Marriage: A Shadow Cast from Heaven. As I reflect on my two trades, music and plumbing, I forgot to mention the obvious: I learned these trades in order to provide for my family. My driving force has always been that my loved ones would be provided for. But now I have been pointed toward a mystery that makes me peer over every cloud and look eagerly beyond the horizon to heaven itself. Here’s why: in my years now as a Catholic, the most profound teaching I have found is the “Theology of the Body,” and it is, in my humble estimation, one of the highpoints from the teaching of the great Pope St. John Paul II. He observed that “all analogies of heaven are imperfect, but the spousal analogy for the Kingdom of God is the least imperfect.”
In short, I am living in a sacrament called “Marriage.” My marriage is actually a veil for heaven itself. The light source is the Trinity, shining through the throne room of heaven, and earthly marriage is the shadow this light casts. The “Theology of the Body” observes that all created things point toward their Creator, but Christian marriage, Catholic marriage, is the “crown of God’s creation.”

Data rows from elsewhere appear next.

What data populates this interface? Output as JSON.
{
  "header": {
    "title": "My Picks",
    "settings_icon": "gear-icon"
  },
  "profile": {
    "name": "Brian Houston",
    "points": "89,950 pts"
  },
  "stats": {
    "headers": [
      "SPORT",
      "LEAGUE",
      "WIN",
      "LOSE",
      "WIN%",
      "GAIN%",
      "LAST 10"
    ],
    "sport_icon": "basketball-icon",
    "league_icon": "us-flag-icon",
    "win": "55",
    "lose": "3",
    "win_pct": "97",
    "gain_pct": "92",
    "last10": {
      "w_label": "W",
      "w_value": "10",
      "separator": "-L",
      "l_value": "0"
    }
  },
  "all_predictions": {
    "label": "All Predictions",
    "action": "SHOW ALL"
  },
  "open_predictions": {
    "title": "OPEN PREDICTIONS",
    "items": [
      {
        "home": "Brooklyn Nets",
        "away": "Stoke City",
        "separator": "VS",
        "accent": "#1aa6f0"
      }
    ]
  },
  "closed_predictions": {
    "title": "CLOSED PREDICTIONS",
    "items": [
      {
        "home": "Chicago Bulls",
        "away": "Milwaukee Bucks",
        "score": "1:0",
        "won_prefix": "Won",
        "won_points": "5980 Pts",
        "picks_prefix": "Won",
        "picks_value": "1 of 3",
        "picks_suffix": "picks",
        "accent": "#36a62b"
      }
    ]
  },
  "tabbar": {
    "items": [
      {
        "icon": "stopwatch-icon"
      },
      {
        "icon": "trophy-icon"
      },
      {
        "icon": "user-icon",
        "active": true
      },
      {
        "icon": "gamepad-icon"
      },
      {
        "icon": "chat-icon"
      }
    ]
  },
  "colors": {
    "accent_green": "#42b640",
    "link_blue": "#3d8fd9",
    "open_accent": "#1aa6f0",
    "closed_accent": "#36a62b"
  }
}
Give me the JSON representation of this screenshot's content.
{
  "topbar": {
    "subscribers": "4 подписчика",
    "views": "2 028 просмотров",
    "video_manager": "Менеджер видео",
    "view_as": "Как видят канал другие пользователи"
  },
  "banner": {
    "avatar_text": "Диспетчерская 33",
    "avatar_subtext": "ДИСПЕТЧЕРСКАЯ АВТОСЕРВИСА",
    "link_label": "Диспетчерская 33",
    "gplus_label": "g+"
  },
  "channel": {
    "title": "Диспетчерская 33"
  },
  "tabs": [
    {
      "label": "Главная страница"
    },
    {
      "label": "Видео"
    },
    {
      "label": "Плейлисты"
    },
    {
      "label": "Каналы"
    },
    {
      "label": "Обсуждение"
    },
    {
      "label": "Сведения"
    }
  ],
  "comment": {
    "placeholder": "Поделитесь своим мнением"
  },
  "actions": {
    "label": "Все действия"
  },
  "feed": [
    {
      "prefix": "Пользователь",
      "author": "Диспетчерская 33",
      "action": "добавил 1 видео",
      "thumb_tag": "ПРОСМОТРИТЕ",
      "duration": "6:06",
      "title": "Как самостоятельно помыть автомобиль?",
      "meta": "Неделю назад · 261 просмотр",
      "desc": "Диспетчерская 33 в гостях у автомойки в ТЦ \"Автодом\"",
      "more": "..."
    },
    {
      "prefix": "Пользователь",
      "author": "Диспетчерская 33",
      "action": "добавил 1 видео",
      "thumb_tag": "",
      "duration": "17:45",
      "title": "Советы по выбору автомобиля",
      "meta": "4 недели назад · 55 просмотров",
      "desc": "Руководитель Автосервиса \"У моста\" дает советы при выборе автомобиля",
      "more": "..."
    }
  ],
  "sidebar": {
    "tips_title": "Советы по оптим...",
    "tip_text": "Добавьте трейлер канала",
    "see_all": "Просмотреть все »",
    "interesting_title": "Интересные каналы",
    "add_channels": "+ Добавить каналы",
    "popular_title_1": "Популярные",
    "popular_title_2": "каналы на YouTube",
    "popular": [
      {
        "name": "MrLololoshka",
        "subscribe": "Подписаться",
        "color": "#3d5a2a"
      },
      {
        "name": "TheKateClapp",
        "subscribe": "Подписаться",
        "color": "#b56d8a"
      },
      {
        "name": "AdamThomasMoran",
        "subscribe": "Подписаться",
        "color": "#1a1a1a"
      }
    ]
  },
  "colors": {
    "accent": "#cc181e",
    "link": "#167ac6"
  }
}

For a child of divorce, with such dysfunctional experiences and shattered memories, to “get back on the saddle” and ride off into the sunset with my wife Shelley at my side is a miracle of sorts, don’t you think? Shelley is also a child of divorce. We met in church, and then thirty-four years later we came into the Catholic Church together. We both absolutely agree that the sacraments are now an indispensable agent of grace within this grace we know as our marriage. We both agree that the two key sacraments that keep us going are Confession and the Eucharist. Modern man’s pessimism claims that you can never give what you never got. As Catholics, we disagree. The Godhead, the Trinity, is the eternal source of all unity. And the marriage of Jesus, the Son of God, the Second Person of the Trinity, to His Bride — the Church — with Mary by His scarred side, and with St. Joseph standing nobly in attendance, is the heavenly model that we earnestly emulate and call upon for prayer.
I leave you with this “spousal analogy.” On my wedding night, I did not take the keys from my bride. Rather, I gave them to her. Shelley got the keys to the house, keys to the car, and keys to our bank account brimming with $640. She did not need to ask me every time she used the keys. I “endowed her” with full authority to use them, anytime, as my bride, as she saw fit. So it is with Jesus giving the keys to Peter. When He gave the keys to Peter, He endowed the Church (His “Bride”) with all authority necessary to conduct earthly affairs in His name, until His return. I thank God that my home is now under Peter, who is under Christ. This “Singing Plumber” has a lot of work to do, and a lot of songs yet to sing. But I can rejoice to call myself a Roman Catholic.